In reference to the events of May-June 1968 in France, when the students appealed to workers to defend them from police crackdowns and led to a general strike, Kishore said:

It has to be understood that … the ability to make that appeal to action depended upon the existence within the working class of a broader political consciousness that they had to fight to defend democratic rights, that their interests were at stake. … And the question really, therefore, is the necessity for the development of socialist consciousness within the working class and that their interests are in line with opposition to war.

Jerry White, the Socialist Equality Party’s vice presidential candidate, also spoke. “Gaza is, in fact, just one front in the expanding global war by American imperialism … [including a] direct war with Russia,” he said.

None of this is being explained to workers by the UAW or any other union. And there is a deep, deep discontent in the working class against war after 35 years of endless wars. … But the central issue, as has been explained, is really the development of an interconnected struggle of young people on the campuses, young people in the high schools really fighting to develop the independent political movement of the working class that is the social force to stop war.
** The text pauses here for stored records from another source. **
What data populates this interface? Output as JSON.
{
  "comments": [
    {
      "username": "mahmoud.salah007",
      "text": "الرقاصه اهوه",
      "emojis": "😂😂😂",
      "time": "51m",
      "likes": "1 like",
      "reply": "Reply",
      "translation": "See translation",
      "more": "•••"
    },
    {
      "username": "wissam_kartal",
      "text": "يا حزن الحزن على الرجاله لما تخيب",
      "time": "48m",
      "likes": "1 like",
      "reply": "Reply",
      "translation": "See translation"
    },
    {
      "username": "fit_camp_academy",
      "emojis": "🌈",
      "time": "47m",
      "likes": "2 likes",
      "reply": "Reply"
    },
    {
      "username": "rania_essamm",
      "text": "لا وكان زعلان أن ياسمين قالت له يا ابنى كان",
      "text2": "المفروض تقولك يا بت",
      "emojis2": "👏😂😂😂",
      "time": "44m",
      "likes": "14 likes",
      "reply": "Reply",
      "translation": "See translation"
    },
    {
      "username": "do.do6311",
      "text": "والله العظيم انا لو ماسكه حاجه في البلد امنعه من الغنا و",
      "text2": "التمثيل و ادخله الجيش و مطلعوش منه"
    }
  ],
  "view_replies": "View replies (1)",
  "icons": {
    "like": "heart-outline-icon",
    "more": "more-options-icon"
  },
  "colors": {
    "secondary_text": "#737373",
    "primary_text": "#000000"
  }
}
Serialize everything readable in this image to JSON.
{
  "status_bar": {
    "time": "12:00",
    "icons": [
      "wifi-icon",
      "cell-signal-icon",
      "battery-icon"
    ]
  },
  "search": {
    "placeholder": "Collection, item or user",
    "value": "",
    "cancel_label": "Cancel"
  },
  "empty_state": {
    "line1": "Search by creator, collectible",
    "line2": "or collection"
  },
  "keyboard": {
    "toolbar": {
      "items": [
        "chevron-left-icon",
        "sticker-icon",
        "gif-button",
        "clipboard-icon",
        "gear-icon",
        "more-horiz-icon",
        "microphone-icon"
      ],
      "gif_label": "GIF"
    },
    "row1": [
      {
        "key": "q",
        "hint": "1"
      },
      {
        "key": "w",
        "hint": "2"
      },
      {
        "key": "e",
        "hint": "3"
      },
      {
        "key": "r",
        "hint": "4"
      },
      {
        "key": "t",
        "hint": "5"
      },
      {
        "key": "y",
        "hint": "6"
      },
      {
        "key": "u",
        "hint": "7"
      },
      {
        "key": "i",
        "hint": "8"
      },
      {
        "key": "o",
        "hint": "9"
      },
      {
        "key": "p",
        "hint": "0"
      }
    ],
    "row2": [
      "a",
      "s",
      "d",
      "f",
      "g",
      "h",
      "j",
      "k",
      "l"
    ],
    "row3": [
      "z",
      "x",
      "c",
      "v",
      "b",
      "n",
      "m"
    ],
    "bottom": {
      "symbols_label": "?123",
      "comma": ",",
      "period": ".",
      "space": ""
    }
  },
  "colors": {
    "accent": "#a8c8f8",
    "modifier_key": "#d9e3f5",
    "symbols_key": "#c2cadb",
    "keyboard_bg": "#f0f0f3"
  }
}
But the UAW is doing everything it can to keep workers in the dark about this strike. And it’s very critical. We established lines of communication between the UC students and the Detroit autoworkers, and we are developing a very powerful industrial and political counteroffensive against war.

The model that is consistently pointed to is the anti-apartheid divestment campaigns of the 1980s and 1990s. I was politically active in that period, and this was embraced by the whole political establishment, the Democratic Party, to have a power-sharing agreement in which the apartheid regime essentially ceded to the installation of the African National Congress, Nelson Mandela … but preserved capitalism. And just this last week, the ANC was punished at the polls by masses of South African workers, because they oversee one of the most unequal societies in the world in which the ANC leaders ordered the shooting down of striking miners.

White concluded:

We have to understand this history, that while it is certainly legitimate for students to demand divestment, this is in itself completely inadequate. They must turn to the working class, the only social force which has the power to halt the war machine. And above all, it has the power to unify around the world to put an end to the capitalist and imperialist system, which produces war.